St Nicholas Church, Wigginton, is at the
south-west corner of Church Lane and Back Lane. The name of the village
is thought to be Norse in origin, the root deriving from 'Vikigr-ton',
or Viking hamlet. The origins of the church are unknown, but there was a
chapel in the village in the middle of the thirteenth century (1247),
when the parish was held by York Minster. The first recorded mention of
the church was in 1424, when the bishop of Dromore was given licence to
That church of 1424 appears to have been built of
magnesium limestone, and roofed with orange clay tiles, many thousands
of which can still be found on the site. No record of its appearance is
known to have survived. The present church was built in 1860, dedicated
as St Mary & St Nicholas Church. Constructed in the Gothic
style, it consists of a nave without aisles, a quire, a north porch and
a western bell cote containing two bells. It was rededicated in 2008 as
Haxby & Wigginton Methodist Church, Haxby,
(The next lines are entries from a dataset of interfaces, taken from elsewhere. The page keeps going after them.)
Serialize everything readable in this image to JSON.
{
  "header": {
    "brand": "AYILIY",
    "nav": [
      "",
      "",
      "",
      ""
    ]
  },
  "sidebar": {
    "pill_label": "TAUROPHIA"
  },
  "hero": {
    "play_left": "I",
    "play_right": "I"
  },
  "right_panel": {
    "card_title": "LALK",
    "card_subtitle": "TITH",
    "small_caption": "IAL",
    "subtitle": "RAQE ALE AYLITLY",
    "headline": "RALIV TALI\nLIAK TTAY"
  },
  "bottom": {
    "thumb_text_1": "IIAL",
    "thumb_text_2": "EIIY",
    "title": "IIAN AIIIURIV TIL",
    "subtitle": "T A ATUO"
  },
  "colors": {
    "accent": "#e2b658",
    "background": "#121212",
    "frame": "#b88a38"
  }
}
stands on the western side of The Village, opposite Sandy Lane. The church
stands at the point where the two villages of Haxby and Wigginton merge
together. The present Wesleyan Methodist chapel was founded in the
nineteenth century, as was a Primitive Methodist chapel which probably
closed at the Methodist Union. Also in Haxby is St Margaret Clitherow
Catholic Church, 3 Holly Tree Lane, founded in 1985.
The Parish Church of St Mary, Haxby, is located
on the northern side of The Village, opposite Haxby Shopping Centre.
Originally services were probably held in the open, perhaps around a stone
cross, the ninth or tenth century base of which survives on the south side
of the church. Until the fourteenth century, people generally travelled to
Strensall church. A burial ground in Haxby was dedicated on 17 June 1328,
and in 1472 the villagers gained their own priest.
A chapel of ease was built here in the sixteenth century,
but became very dilapidated and was described as an 'unsightly building,
inconveniently arranged inside. In appearance it looked more like a large
barn than a temple'. The old church was destroyed by fire in 1876. It was
rebuilt in 1878 in the early Gothic style. In 1911 the church tower was
moved, the nave was extended to the west and a porch added. The 'new' church
was dedicated on 16 November 1911.
St Wilfred's Garrison Church, Strensall, lies on
the south-east corner of St Wilfred's Road and Howards Road, which itself
is on the edge of Strensall Camp to the south of the village. Formed by the
War Office in 1884 for training troops, the camp covers about 1800 acres and
stretches to Towthorpe. During the latter half of the twentieth century, the
camp was known as Queen Elizabeth Barracks. The date at which the brick-built
church was opened is unknown.
Four photos on this page contributed by Colin Hinson,
and one by St Nicholas Church Wigginton.